Overturning 40 years of precedent, the 10th Circuit Court of Appeals has just ruled that an employee’s failure to file an EEOC charge does not necessarily bar consideration of a private discrimination lawsuit. By concluding that an Equal Employment Opportunity Commission (EEOC) charge is not a jurisdictional prerequisite to suit, the federal appeals court’s August 17 decision provides a new lifeline for disgruntled employees and former employees to bring suit against their employers (Lincoln v. BNSF Railway Company, Inc.).
Ogletree Deakins • March 19, 2018
On February 26, 2018, the Second Circuit Court of Appeals rendered an en banc decision in Zarda v. Altitude Express that significantly expands employees’ rights under Title VII of the Civil Rights Act of 1964. Ten judges joined at least in part in the majority decision and held that sex discrimination under Title VII encompasses discrimination based on sexual orientation. Three judges dissented and would not have extended Title VII protection to sexual orientation. This decision came 11 months after the Eleventh Circuit declined to recognize sexual orientation as a protected category under Title VII in Evans v. Georgia Regional Hospital and 10 months after the Seventh Circuit disagreed, holding that sexual orientation is covered by Title VII, in Hively v. Ivy Tech Community College.
Fisher Phillips • March 02, 2012
The cataclysmic effects of the longest and deepest recession since the 1929 depression will significantly change many aspects of our society for generations. The devastating impact of the recession on large segments of the workforce can be counted as one of the more significant effects.
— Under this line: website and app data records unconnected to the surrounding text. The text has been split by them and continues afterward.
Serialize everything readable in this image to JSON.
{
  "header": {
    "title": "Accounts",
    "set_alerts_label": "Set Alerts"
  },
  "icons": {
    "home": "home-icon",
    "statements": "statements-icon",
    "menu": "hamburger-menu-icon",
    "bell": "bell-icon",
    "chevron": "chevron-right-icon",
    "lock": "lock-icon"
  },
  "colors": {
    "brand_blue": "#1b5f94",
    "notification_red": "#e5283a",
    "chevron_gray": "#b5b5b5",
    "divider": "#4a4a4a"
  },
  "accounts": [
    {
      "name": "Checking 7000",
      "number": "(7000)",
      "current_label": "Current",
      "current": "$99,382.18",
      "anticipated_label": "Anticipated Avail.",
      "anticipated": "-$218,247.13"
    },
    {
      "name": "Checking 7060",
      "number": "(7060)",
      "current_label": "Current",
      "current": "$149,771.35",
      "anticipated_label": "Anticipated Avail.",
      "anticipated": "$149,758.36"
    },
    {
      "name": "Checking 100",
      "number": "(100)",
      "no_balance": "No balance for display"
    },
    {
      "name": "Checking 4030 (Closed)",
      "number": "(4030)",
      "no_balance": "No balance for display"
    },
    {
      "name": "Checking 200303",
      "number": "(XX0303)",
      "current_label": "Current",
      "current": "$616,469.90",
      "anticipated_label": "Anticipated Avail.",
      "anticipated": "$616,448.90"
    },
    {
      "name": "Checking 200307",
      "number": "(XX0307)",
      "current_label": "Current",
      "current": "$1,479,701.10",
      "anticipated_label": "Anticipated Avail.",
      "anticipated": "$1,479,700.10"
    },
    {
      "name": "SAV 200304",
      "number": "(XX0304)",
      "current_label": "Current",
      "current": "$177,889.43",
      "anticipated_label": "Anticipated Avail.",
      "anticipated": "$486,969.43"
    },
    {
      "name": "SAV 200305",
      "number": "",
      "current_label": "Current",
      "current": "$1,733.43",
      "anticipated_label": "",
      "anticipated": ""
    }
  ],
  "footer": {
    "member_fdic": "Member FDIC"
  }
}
While it remains to be seen how the recession will change the psyche of this generation over the long term, one objective measure showing one aspect of the change is the large increase in EEOC charges as the economy nose dived.
Ogletree Deakins • January 14, 2009
Before an individual may file a lawsuit under Title VII or the ADEA, he or she is required to file (or cross-file) a charge of discrimination with the EEOC. The charge is legally sufficient only if it describes with particularity the parties and the actions or practices of which the individual is complaining. The scope of a plaintiff’s right to file a federal lawsuit is determined by the contents of that charge; that is, the lawsuit must be based upon the claims described in the charge, or reasonably related to those described in the charge. Typically, a claim submitted to federal court will be dismissed if the EEOC charge alleges one basis of discrimination, and the formal litigation alleges another, unrelated basis.